Why would there be consensus of House and Senate members, Democrats and Republicans to change the approach? Is the General Assembly no longer concerned about testing? That is hardly the case. Has the achievement gap been closed? Clearly not. So why not provide a personal education plan for a student at risk of academic failure?

Here might be some of the arguments in favor of elimination:

Since 2001, schools have implemented a number of diagnostic approaches that allow them to address the needs of individual students on an on-going basis, including as it relates to third grade reading. Further, there are many schools with large numbers of at-risk students and it is more practical and effective to take a consistent approach to addressing their needs. In addition, given the interest in reducing time teachers spend on paperwork, eliminating the individualized process provides more time for teachers to teach. And possibly, proponents would argue that the plans did not work. They were filled out and filed away. These arguments – or others – convinced legislators to repeal the requirement.
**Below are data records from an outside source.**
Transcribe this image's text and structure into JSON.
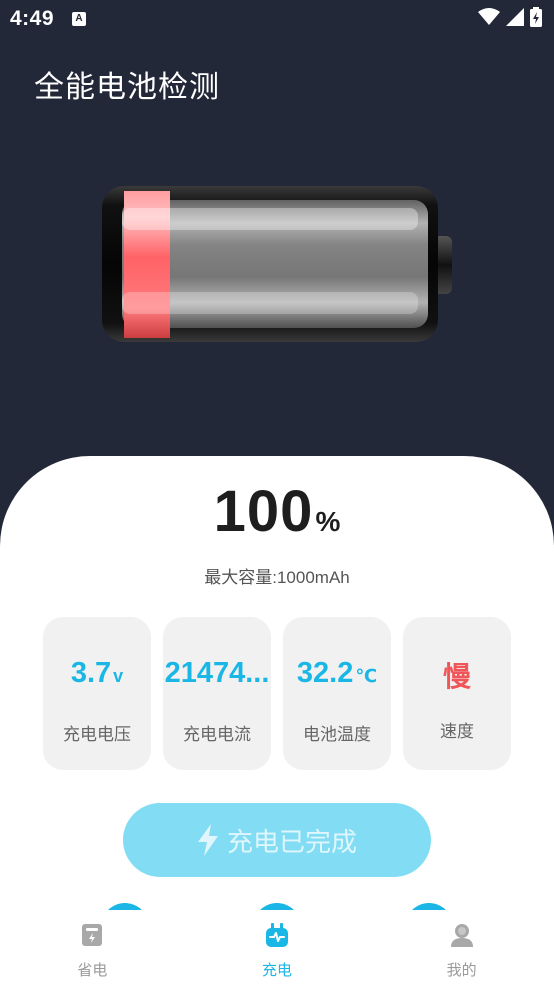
{
  "status_bar": {
    "time": "4:49",
    "notification_icon": "A"
  },
  "app": {
    "title": "全能电池检测"
  },
  "battery": {
    "level_fraction": 0.15,
    "fill_color": "#ff5a5f"
  },
  "percent": {
    "value": "100",
    "unit": "%"
  },
  "capacity": {
    "text": "最大容量:1000mAh"
  },
  "stats": [
    {
      "value": "3.7",
      "unit": "v",
      "label": "充电电压"
    },
    {
      "value": "21474...",
      "unit": "",
      "label": "充电电流"
    },
    {
      "value": "32.2",
      "unit": "℃",
      "label": "电池温度"
    },
    {
      "value": "慢",
      "unit": "",
      "label": "速度"
    }
  ],
  "charge_button": {
    "label": "充电已完成"
  },
  "nav": {
    "items": [
      {
        "label": "省电",
        "icon": "power-save-icon"
      },
      {
        "label": "充电",
        "icon": "charging-plug-icon",
        "active": true
      },
      {
        "label": "我的",
        "icon": "profile-icon"
      }
    ]
  },
  "colors": {
    "accent": "#1ab7e6",
    "background": "#232838",
    "slow": "#f05659",
    "button": "#82dcf4"
  }
}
What would be reasons for requiring a personal education plan?

First, it gives parents a role in the plan developed for their child. Second, it creates an opportunity to explore all the reasons that the child may not be doing well. Is the child not doing well in Math because she needs more time or tutoring or has a possible learning disability that needs evaluation? Or are there factors in the home life that are affecting the child’s academic performance like the ability to get to school, get a good night’s sleep, or have a good meal? And finally, the personal education plan is a means for judging whether a child is receiving his or her constitutionally protected right to an equal opportunity to a sound basic education. An Amici Curiae brief submitted in 2006 in Leandro v. State by a coalition group of advocates notes:
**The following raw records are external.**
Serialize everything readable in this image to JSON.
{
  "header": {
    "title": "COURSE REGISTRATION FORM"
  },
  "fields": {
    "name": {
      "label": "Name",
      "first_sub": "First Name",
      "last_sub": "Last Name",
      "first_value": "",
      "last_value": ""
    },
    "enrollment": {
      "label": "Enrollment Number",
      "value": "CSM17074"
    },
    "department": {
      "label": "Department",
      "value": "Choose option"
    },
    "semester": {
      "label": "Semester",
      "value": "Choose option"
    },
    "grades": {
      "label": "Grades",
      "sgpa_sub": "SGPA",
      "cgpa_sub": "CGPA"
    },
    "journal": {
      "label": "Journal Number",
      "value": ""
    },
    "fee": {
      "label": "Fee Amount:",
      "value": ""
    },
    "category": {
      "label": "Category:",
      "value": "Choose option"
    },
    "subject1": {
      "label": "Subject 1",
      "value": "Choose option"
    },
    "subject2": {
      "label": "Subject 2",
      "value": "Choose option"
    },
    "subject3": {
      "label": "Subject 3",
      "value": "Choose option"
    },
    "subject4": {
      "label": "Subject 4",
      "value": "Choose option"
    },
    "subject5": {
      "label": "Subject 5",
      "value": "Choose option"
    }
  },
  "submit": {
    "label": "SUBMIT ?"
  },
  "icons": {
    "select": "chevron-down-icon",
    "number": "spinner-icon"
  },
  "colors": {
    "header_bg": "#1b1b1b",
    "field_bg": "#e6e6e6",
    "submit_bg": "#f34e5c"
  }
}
There is no better model for the Court’s own task of ensuring that our schools are constitutionally adequate than the PEP statute’s three-tiered model of diagnosis, intervention, and monitoring.

* * *

For example, if the specialized reading classes planned by Ben L. Smith High School for students who have not passed eighth-grade reading competency are effective, the Court will know it at once because PEP monitoring will show that the reading skills of the students enrolled in those classes have improved. Conversely, if the revised school tutoring plan contemplated by Hertford County High School does not meet its students’ academic needs, the Court will know that at once, too, as it will be able to see that the students are failing to improve their performance.

The Amici Curiae brief makes another point: that the personal education plans help identify the availability of needed resources.

When a school cannot engage in a meaningful PEP process with its students — i.e., when it cannot provide the kinds of intervention strategies that it has identified as necessary or when it is providing strategies that fail — regular reporting under the PEP statute will provide the schools (and the Court) with a point from which to ask why. Which resources are lacking? What barriers prevent success? What will fix the problem?

School districts can of course continue to provide personal education plans — they simply are not required to do so. School districts can have multiple means of engaging parents. And they can have varied approaches to addressing the needs of students who are at risk of academic failure. At each school, school improvement teams can be creative and resourceful in developing plans to address the needs of these students.

For students, instead of adults, to be the winners of the repeal of the personal education plan, effective strategies with sufficient resources need to be available to all at-risk students. With the General Assembly out of town, this next step is left to the schools.

Ann McColl

Ann McColl is an attorney practicing in the field of education law since 1991. She currently serves as co-founder and president of the Innovation Project.